What you need to do: Filter the data below for the string "icon" and copy each matching line.

::::

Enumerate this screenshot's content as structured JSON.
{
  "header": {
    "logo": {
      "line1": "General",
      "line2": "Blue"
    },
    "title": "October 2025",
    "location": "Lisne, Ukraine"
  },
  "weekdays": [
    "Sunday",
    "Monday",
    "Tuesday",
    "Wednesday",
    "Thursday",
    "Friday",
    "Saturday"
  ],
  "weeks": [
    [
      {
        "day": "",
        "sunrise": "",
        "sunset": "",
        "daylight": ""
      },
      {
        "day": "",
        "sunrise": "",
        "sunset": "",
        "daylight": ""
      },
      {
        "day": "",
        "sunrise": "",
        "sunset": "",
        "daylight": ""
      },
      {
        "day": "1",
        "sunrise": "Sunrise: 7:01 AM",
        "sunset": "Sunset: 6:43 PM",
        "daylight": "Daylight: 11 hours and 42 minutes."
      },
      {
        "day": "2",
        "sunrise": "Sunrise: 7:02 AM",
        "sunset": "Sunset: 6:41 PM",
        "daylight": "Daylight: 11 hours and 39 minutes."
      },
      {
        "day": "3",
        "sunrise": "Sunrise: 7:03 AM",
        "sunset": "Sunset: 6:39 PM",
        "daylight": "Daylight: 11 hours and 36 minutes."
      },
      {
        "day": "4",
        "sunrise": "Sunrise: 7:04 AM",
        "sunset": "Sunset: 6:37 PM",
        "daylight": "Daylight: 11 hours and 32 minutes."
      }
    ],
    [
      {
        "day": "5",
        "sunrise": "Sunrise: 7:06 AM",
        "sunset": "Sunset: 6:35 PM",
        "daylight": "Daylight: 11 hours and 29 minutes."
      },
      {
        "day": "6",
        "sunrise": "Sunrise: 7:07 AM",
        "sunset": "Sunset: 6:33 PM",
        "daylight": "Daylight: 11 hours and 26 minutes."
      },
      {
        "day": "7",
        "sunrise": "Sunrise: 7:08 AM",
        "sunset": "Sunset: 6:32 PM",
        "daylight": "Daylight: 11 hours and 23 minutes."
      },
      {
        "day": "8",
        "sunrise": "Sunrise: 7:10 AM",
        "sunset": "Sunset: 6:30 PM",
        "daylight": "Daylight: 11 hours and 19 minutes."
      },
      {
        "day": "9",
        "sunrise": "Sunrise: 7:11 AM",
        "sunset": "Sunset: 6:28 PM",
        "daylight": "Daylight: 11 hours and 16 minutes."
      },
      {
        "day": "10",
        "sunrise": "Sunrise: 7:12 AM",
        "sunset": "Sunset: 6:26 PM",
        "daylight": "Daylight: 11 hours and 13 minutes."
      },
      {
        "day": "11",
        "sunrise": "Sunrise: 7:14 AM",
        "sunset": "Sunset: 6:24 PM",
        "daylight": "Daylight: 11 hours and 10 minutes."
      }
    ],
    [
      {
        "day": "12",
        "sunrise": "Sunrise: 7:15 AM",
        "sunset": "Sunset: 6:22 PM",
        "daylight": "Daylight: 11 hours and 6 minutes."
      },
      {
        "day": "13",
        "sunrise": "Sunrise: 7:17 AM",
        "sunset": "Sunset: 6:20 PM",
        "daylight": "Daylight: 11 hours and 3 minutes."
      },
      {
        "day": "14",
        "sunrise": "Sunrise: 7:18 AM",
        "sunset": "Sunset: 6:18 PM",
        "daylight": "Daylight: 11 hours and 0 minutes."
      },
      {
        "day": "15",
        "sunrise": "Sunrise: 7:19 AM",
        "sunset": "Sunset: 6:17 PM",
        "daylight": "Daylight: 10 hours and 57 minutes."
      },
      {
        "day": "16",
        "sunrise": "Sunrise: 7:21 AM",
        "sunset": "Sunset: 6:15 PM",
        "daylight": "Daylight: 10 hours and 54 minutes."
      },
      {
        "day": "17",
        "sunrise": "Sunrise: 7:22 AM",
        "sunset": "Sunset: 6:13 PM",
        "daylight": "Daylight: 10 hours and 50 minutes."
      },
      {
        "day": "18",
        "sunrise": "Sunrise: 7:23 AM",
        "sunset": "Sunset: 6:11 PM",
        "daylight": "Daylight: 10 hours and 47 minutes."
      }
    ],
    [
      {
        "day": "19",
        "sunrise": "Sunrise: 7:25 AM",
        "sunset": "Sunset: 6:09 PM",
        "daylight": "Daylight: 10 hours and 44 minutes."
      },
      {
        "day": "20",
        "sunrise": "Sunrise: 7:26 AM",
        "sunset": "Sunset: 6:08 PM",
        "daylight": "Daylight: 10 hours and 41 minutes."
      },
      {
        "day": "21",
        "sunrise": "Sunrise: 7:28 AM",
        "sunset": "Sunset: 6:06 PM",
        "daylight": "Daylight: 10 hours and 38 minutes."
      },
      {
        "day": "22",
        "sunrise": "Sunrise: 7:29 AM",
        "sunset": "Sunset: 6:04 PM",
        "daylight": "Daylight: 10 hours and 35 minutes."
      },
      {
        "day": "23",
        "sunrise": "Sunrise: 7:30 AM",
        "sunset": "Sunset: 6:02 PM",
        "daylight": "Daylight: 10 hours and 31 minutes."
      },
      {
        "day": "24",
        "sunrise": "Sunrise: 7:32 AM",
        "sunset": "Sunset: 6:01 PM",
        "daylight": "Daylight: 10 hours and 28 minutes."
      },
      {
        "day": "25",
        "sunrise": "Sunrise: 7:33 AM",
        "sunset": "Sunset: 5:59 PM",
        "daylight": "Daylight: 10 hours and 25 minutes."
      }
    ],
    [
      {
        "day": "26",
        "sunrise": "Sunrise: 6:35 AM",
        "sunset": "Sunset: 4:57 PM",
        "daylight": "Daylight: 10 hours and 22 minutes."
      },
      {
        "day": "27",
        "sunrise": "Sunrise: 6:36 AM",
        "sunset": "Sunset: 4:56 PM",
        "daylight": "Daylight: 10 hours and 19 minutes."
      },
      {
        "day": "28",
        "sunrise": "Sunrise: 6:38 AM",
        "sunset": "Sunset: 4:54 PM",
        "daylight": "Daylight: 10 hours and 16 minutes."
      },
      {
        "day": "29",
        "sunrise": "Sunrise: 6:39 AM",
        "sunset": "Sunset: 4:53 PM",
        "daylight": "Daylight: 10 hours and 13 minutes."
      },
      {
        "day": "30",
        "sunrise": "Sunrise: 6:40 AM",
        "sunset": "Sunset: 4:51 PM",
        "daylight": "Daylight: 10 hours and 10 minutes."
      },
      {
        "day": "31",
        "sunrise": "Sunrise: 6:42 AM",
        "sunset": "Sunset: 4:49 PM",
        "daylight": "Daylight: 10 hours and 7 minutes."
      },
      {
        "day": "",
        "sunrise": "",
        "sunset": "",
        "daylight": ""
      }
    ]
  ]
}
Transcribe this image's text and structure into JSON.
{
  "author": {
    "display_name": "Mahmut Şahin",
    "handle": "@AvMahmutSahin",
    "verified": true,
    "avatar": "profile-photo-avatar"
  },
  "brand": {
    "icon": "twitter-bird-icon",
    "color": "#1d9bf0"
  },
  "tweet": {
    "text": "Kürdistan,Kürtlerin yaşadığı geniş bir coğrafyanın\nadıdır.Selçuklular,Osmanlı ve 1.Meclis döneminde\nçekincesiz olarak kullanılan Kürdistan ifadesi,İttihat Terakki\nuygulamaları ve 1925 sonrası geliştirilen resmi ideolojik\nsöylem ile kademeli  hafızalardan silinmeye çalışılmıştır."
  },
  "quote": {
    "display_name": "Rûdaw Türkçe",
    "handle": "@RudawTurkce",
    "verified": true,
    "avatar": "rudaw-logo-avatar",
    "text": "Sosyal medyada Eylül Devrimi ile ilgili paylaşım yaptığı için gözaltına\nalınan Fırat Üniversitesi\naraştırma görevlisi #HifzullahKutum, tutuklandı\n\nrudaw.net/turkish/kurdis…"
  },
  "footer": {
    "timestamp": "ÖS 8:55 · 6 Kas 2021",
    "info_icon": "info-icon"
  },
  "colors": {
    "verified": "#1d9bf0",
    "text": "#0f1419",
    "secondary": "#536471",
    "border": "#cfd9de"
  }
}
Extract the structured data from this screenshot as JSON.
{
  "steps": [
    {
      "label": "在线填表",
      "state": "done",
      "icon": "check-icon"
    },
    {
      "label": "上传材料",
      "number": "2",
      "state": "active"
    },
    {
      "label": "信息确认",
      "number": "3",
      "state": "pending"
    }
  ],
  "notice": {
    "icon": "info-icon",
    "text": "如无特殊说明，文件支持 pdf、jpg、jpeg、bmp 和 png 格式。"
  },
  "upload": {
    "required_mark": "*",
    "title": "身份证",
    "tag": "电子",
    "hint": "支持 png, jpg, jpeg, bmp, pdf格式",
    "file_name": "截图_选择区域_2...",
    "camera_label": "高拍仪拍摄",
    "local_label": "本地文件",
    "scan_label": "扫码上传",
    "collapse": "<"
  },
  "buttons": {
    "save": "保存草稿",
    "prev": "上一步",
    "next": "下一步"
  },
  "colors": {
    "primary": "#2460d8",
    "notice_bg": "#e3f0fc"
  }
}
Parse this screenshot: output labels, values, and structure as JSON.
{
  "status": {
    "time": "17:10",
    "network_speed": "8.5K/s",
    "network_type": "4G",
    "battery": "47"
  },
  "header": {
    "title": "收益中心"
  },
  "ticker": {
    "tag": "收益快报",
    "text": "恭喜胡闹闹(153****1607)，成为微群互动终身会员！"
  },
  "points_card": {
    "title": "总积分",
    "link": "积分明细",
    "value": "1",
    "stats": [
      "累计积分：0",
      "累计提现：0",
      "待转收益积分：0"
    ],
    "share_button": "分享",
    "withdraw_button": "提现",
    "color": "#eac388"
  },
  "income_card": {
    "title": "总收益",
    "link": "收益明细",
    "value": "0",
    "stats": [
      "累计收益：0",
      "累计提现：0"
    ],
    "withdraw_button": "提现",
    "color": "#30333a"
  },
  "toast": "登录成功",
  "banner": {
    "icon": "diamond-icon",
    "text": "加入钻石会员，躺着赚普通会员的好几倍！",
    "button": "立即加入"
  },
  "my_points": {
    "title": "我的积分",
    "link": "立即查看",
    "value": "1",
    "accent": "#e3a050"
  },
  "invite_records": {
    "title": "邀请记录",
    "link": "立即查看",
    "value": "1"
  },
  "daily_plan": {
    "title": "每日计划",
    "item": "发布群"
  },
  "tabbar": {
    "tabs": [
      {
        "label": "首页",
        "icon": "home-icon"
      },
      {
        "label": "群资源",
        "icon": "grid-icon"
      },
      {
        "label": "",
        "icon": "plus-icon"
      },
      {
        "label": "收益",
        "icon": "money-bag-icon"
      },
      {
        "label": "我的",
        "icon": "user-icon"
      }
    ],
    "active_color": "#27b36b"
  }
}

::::

Answer area:
    "icon": "twitter-bird-icon",
    "info_icon": "info-icon"
      "icon": "check-icon"
    "icon": "info-icon",
    "icon": "diamond-icon",
        "icon": "home-icon"
        "icon": "grid-icon"
        "icon": "plus-icon"
        "icon": "money-bag-icon"
        "icon": "user-icon"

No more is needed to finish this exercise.